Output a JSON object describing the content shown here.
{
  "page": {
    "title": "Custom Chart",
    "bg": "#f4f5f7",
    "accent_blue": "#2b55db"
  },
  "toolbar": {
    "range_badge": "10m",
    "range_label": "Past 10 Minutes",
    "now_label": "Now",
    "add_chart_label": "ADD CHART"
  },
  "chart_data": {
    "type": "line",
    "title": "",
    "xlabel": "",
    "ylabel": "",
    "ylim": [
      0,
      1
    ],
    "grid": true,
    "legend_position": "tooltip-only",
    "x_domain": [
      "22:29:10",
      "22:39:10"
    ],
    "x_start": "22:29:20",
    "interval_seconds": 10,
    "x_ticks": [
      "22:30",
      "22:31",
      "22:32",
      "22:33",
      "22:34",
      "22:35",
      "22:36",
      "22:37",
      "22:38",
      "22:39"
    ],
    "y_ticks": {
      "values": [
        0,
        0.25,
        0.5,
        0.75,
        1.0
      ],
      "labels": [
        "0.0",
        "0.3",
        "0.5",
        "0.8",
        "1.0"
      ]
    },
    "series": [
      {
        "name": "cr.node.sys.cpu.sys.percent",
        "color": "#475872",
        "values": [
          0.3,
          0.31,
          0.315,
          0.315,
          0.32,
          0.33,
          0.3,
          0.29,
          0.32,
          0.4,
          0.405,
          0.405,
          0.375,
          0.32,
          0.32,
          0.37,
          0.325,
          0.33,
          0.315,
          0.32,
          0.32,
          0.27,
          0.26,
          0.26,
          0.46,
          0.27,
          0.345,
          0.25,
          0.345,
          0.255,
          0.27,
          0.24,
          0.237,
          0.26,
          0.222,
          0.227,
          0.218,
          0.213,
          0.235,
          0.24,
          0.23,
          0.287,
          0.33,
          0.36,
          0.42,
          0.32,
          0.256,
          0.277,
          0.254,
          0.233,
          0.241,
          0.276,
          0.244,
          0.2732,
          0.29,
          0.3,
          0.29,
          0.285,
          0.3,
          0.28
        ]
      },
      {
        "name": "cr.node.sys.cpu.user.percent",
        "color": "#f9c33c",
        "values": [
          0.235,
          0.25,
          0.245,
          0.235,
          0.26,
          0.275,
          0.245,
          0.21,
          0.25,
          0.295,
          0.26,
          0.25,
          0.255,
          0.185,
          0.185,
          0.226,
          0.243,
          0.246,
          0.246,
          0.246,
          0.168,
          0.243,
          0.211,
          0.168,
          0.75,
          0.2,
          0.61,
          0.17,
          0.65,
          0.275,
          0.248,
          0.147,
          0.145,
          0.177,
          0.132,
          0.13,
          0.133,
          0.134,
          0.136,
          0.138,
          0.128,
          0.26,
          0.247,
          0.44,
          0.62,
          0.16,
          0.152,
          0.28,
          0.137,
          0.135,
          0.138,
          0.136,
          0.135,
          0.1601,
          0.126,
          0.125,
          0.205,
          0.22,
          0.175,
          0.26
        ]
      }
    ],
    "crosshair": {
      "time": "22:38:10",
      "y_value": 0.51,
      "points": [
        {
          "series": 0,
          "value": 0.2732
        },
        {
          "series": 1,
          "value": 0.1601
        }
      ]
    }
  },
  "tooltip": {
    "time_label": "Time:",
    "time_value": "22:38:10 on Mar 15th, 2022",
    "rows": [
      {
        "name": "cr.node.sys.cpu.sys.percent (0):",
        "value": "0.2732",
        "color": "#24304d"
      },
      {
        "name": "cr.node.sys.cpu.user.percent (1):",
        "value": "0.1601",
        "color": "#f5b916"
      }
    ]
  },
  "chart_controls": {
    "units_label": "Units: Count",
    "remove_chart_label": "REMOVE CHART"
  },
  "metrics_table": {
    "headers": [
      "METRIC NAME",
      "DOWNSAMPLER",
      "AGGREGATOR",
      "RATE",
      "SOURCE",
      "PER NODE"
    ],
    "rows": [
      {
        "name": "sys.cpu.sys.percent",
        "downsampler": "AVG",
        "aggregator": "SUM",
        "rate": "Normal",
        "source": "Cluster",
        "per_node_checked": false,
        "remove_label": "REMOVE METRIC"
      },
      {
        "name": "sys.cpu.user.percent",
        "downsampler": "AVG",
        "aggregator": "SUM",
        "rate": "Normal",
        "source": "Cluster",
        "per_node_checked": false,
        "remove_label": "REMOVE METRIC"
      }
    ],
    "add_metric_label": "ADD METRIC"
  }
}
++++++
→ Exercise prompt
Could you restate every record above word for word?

→ Solved exercise
Output a JSON object describing the content shown here.
{
  "page": {
    "title": "Custom Chart",
    "bg": "#f4f5f7",
    "accent_blue": "#2b55db"
  },
  "toolbar": {
    "range_badge": "10m",
    "range_label": "Past 10 Minutes",
    "now_label": "Now",
    "add_chart_label": "ADD CHART"
  },
  "chart_data": {
    "type": "line",
    "title": "",
    "xlabel": "",
    "ylabel": "",
    "ylim": [
      0,
      1
    ],
    "grid": true,
    "legend_position": "tooltip-only",
    "x_domain": [
      "22:29:10",
      "22:39:10"
    ],
    "x_start": "22:29:20",
    "interval_seconds": 10,
    "x_ticks": [
      "22:30",
      "22:31",
      "22:32",
      "22:33",
      "22:34",
      "22:35",
      "22:36",
      "22:37",
      "22:38",
      "22:39"
    ],
    "y_ticks": {
      "values": [
        0,
        0.25,
        0.5,
        0.75,
        1.0
      ],
      "labels": [
        "0.0",
        "0.3",
        "0.5",
        "0.8",
        "1.0"
      ]
    },
    "series": [
      {
        "name": "cr.node.sys.cpu.sys.percent",
        "color": "#475872",
        "values": [
          0.3,
          0.31,
          0.315,
          0.315,
          0.32,
          0.33,
          0.3,
          0.29,
          0.32,
          0.4,
          0.405,
          0.405,
          0.375,
          0.32,
          0.32,
          0.37,
          0.325,
          0.33,
          0.315,
          0.32,
          0.32,
          0.27,
          0.26,
          0.26,
          0.46,
          0.27,
          0.345,
          0.25,
          0.345,
          0.255,
          0.27,
          0.24,
          0.237,
          0.26,
          0.222,
          0.227,
          0.218,
          0.213,
          0.235,
          0.24,
          0.23,
          0.287,
          0.33,
          0.36,
          0.42,
          0.32,
          0.256,
          0.277,
          0.254,
          0.233,
          0.241,
          0.276,
          0.244,
          0.2732,
          0.29,
          0.3,
          0.29,
          0.285,
          0.3,
          0.28
        ]
      },
      {
        "name": "cr.node.sys.cpu.user.percent",
        "color": "#f9c33c",
        "values": [
          0.235,
          0.25,
          0.245,
          0.235,
          0.26,
          0.275,
          0.245,
          0.21,
          0.25,
          0.295,
          0.26,
          0.25,
          0.255,
          0.185,
          0.185,
          0.226,
          0.243,
          0.246,
          0.246,
          0.246,
          0.168,
          0.243,
          0.211,
          0.168,
          0.75,
          0.2,
          0.61,
          0.17,
          0.65,
          0.275,
          0.248,
          0.147,
          0.145,
          0.177,
          0.132,
          0.13,
          0.133,
          0.134,
          0.136,
          0.138,
          0.128,
          0.26,
          0.247,
          0.44,
          0.62,
          0.16,
          0.152,
          0.28,
          0.137,
          0.135,
          0.138,
          0.136,
          0.135,
          0.1601,
          0.126,
          0.125,
          0.205,
          0.22,
          0.175,
          0.26
        ]
      }
    ],
    "crosshair": {
      "time": "22:38:10",
      "y_value": 0.51,
      "points": [
        {
          "series": 0,
          "value": 0.2732
        },
        {
          "series": 1,
          "value": 0.1601
        }
      ]
    }
  },
  "tooltip": {
    "time_label": "Time:",
    "time_value": "22:38:10 on Mar 15th, 2022",
    "rows": [
      {
        "name": "cr.node.sys.cpu.sys.percent (0):",
        "value": "0.2732",
        "color": "#24304d"
      },
      {
        "name": "cr.node.sys.cpu.user.percent (1):",
        "value": "0.1601",
        "color": "#f5b916"
      }
    ]
  },
  "chart_controls": {
    "units_label": "Units: Count",
    "remove_chart_label": "REMOVE CHART"
  },
  "metrics_table": {
    "headers": [
      "METRIC NAME",
      "DOWNSAMPLER",
      "AGGREGATOR",
      "RATE",
      "SOURCE",
      "PER NODE"
    ],
    "rows": [
      {
        "name": "sys.cpu.sys.percent",
        "downsampler": "AVG",
        "aggregator": "SUM",
        "rate": "Normal",
        "source": "Cluster",
        "per_node_checked": false,
        "remove_label": "REMOVE METRIC"
      },
      {
        "name": "sys.cpu.user.percent",
        "downsampler": "AVG",
        "aggregator": "SUM",
        "rate": "Normal",
        "source": "Cluster",
        "per_node_checked": false,
        "remove_label": "REMOVE METRIC"
      }
    ],
    "add_metric_label": "ADD METRIC"
  }
}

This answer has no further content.